-- MATERIAL FOR THIS EXERCISE follows --

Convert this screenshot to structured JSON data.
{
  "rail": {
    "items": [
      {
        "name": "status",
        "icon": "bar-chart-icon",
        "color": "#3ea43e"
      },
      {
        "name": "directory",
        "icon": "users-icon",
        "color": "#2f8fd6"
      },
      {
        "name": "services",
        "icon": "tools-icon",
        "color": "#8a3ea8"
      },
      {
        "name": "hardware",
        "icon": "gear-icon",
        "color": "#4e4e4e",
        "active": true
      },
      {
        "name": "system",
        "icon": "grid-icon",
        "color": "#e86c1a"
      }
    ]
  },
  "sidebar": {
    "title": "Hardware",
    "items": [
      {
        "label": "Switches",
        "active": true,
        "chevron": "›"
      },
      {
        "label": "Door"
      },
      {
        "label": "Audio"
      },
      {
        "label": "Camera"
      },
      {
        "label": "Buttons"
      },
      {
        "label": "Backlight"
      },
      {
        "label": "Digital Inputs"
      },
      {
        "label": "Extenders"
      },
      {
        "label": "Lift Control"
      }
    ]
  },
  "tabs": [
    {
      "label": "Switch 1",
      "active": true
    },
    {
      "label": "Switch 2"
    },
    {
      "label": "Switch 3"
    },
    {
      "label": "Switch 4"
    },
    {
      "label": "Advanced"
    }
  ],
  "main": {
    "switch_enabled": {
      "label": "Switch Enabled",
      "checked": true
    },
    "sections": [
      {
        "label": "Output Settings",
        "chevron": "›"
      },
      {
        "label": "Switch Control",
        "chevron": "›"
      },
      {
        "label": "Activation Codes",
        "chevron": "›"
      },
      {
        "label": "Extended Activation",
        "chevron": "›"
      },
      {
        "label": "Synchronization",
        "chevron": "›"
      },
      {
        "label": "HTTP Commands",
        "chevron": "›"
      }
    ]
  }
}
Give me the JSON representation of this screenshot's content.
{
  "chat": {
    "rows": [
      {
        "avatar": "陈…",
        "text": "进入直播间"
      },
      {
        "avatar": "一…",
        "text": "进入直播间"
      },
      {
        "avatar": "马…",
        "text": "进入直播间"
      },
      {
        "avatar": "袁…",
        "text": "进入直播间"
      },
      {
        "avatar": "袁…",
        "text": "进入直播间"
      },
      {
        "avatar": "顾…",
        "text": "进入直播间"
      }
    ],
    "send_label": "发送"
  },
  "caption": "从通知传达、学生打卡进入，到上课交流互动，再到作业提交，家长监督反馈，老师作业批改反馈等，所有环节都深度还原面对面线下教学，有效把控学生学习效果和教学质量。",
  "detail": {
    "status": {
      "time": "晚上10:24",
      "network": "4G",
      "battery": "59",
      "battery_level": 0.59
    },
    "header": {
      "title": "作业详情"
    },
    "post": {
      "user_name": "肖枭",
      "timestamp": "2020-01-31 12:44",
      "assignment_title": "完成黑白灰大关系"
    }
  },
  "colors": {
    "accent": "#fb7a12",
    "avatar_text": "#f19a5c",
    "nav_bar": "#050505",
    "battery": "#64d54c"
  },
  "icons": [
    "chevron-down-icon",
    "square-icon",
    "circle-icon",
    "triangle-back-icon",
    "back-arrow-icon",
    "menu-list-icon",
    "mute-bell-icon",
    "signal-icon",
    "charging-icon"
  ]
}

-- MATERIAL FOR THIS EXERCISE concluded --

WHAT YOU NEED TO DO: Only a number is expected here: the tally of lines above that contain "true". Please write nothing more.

FINISHED TASK: 4